>>
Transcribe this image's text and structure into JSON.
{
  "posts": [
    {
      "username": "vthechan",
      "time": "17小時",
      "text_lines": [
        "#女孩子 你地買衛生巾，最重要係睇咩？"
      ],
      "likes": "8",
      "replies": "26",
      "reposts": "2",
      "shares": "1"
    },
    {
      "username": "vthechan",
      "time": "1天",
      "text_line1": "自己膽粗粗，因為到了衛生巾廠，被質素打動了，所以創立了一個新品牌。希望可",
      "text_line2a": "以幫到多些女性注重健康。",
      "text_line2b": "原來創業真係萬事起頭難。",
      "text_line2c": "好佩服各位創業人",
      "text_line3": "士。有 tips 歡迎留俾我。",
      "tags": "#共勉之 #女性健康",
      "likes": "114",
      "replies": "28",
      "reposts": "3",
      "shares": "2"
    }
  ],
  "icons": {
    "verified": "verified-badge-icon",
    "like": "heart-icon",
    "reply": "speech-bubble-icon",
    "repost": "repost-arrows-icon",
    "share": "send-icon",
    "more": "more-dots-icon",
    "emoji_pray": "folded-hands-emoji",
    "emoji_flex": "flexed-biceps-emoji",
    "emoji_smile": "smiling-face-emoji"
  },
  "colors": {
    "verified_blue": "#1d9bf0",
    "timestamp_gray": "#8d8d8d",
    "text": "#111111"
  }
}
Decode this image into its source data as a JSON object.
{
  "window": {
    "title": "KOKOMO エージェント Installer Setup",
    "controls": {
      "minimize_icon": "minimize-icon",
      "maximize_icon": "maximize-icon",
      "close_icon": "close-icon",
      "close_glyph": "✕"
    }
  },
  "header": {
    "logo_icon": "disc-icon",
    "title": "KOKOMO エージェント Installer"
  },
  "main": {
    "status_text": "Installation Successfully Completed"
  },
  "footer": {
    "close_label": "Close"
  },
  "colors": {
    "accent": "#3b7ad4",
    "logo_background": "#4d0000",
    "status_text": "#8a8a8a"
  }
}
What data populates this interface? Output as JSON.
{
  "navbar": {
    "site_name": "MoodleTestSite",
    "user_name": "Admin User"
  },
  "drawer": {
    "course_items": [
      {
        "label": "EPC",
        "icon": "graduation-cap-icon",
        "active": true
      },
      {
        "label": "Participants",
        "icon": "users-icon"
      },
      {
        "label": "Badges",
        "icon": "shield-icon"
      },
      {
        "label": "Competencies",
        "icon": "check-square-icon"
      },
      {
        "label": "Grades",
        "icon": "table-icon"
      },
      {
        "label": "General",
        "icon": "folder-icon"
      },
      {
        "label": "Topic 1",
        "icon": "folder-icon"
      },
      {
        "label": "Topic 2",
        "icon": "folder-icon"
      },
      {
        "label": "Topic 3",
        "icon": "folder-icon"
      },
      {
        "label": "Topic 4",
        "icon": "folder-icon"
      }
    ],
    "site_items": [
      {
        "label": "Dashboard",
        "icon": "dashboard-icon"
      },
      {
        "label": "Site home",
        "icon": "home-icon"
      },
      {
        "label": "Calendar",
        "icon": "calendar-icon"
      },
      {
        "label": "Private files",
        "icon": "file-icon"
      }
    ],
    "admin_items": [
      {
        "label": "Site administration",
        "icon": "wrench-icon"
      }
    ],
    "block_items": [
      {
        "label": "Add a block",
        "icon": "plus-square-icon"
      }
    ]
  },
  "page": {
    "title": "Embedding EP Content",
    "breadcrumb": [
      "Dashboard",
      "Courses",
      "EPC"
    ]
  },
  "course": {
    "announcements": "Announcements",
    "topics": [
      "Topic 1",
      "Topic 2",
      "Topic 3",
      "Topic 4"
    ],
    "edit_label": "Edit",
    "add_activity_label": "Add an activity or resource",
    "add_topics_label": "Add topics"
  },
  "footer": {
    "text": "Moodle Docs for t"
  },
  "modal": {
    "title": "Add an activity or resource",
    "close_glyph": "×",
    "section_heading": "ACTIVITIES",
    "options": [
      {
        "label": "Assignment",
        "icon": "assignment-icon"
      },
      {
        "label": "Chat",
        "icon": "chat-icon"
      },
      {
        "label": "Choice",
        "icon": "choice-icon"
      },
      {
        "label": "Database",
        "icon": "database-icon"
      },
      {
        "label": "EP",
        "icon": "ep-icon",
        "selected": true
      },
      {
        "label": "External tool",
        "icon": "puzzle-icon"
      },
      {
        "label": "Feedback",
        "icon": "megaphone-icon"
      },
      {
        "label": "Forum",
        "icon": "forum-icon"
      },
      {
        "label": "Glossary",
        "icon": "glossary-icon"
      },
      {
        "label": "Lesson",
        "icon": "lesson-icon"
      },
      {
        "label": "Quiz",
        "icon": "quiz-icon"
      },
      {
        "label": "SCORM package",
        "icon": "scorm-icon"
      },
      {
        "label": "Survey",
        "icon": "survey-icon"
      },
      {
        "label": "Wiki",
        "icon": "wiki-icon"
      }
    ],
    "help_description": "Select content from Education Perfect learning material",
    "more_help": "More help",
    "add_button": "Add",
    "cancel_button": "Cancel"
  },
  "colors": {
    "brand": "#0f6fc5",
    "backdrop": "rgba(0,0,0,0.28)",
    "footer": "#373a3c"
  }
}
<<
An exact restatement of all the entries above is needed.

Transcribe this image's text and structure into JSON.
{
  "posts": [
    {
      "username": "vthechan",
      "time": "17小時",
      "text_lines": [
        "#女孩子 你地買衛生巾，最重要係睇咩？"
      ],
      "likes": "8",
      "replies": "26",
      "reposts": "2",
      "shares": "1"
    },
    {
      "username": "vthechan",
      "time": "1天",
      "text_line1": "自己膽粗粗，因為到了衛生巾廠，被質素打動了，所以創立了一個新品牌。希望可",
      "text_line2a": "以幫到多些女性注重健康。",
      "text_line2b": "原來創業真係萬事起頭難。",
      "text_line2c": "好佩服各位創業人",
      "text_line3": "士。有 tips 歡迎留俾我。",
      "tags": "#共勉之 #女性健康",
      "likes": "114",
      "replies": "28",
      "reposts": "3",
      "shares": "2"
    }
  ],
  "icons": {
    "verified": "verified-badge-icon",
    "like": "heart-icon",
    "reply": "speech-bubble-icon",
    "repost": "repost-arrows-icon",
    "share": "send-icon",
    "more": "more-dots-icon",
    "emoji_pray": "folded-hands-emoji",
    "emoji_flex": "flexed-biceps-emoji",
    "emoji_smile": "smiling-face-emoji"
  },
  "colors": {
    "verified_blue": "#1d9bf0",
    "timestamp_gray": "#8d8d8d",
    "text": "#111111"
  }
}
Decode this image into its source data as a JSON object.
{
  "window": {
    "title": "KOKOMO エージェント Installer Setup",
    "controls": {
      "minimize_icon": "minimize-icon",
      "maximize_icon": "maximize-icon",
      "close_icon": "close-icon",
      "close_glyph": "✕"
    }
  },
  "header": {
    "logo_icon": "disc-icon",
    "title": "KOKOMO エージェント Installer"
  },
  "main": {
    "status_text": "Installation Successfully Completed"
  },
  "footer": {
    "close_label": "Close"
  },
  "colors": {
    "accent": "#3b7ad4",
    "logo_background": "#4d0000",
    "status_text": "#8a8a8a"
  }
}
What data populates this interface? Output as JSON.
{
  "navbar": {
    "site_name": "MoodleTestSite",
    "user_name": "Admin User"
  },
  "drawer": {
    "course_items": [
      {
        "label": "EPC",
        "icon": "graduation-cap-icon",
        "active": true
      },
      {
        "label": "Participants",
        "icon": "users-icon"
      },
      {
        "label": "Badges",
        "icon": "shield-icon"
      },
      {
        "label": "Competencies",
        "icon": "check-square-icon"
      },
      {
        "label": "Grades",
        "icon": "table-icon"
      },
      {
        "label": "General",
        "icon": "folder-icon"
      },
      {
        "label": "Topic 1",
        "icon": "folder-icon"
      },
      {
        "label": "Topic 2",
        "icon": "folder-icon"
      },
      {
        "label": "Topic 3",
        "icon": "folder-icon"
      },
      {
        "label": "Topic 4",
        "icon": "folder-icon"
      }
    ],
    "site_items": [
      {
        "label": "Dashboard",
        "icon": "dashboard-icon"
      },
      {
        "label": "Site home",
        "icon": "home-icon"
      },
      {
        "label": "Calendar",
        "icon": "calendar-icon"
      },
      {
        "label": "Private files",
        "icon": "file-icon"
      }
    ],
    "admin_items": [
      {
        "label": "Site administration",
        "icon": "wrench-icon"
      }
    ],
    "block_items": [
      {
        "label": "Add a block",
        "icon": "plus-square-icon"
      }
    ]
  },
  "page": {
    "title": "Embedding EP Content",
    "breadcrumb": [
      "Dashboard",
      "Courses",
      "EPC"
    ]
  },
  "course": {
    "announcements": "Announcements",
    "topics": [
      "Topic 1",
      "Topic 2",
      "Topic 3",
      "Topic 4"
    ],
    "edit_label": "Edit",
    "add_activity_label": "Add an activity or resource",
    "add_topics_label": "Add topics"
  },
  "footer": {
    "text": "Moodle Docs for t"
  },
  "modal": {
    "title": "Add an activity or resource",
    "close_glyph": "×",
    "section_heading": "ACTIVITIES",
    "options": [
      {
        "label": "Assignment",
        "icon": "assignment-icon"
      },
      {
        "label": "Chat",
        "icon": "chat-icon"
      },
      {
        "label": "Choice",
        "icon": "choice-icon"
      },
      {
        "label": "Database",
        "icon": "database-icon"
      },
      {
        "label": "EP",
        "icon": "ep-icon",
        "selected": true
      },
      {
        "label": "External tool",
        "icon": "puzzle-icon"
      },
      {
        "label": "Feedback",
        "icon": "megaphone-icon"
      },
      {
        "label": "Forum",
        "icon": "forum-icon"
      },
      {
        "label": "Glossary",
        "icon": "glossary-icon"
      },
      {
        "label": "Lesson",
        "icon": "lesson-icon"
      },
      {
        "label": "Quiz",
        "icon": "quiz-icon"
      },
      {
        "label": "SCORM package",
        "icon": "scorm-icon"
      },
      {
        "label": "Survey",
        "icon": "survey-icon"
      },
      {
        "label": "Wiki",
        "icon": "wiki-icon"
      }
    ],
    "help_description": "Select content from Education Perfect learning material",
    "more_help": "More help",
    "add_button": "Add",
    "cancel_button": "Cancel"
  },
  "colors": {
    "brand": "#0f6fc5",
    "backdrop": "rgba(0,0,0,0.28)",
    "footer": "#373a3c"
  }
}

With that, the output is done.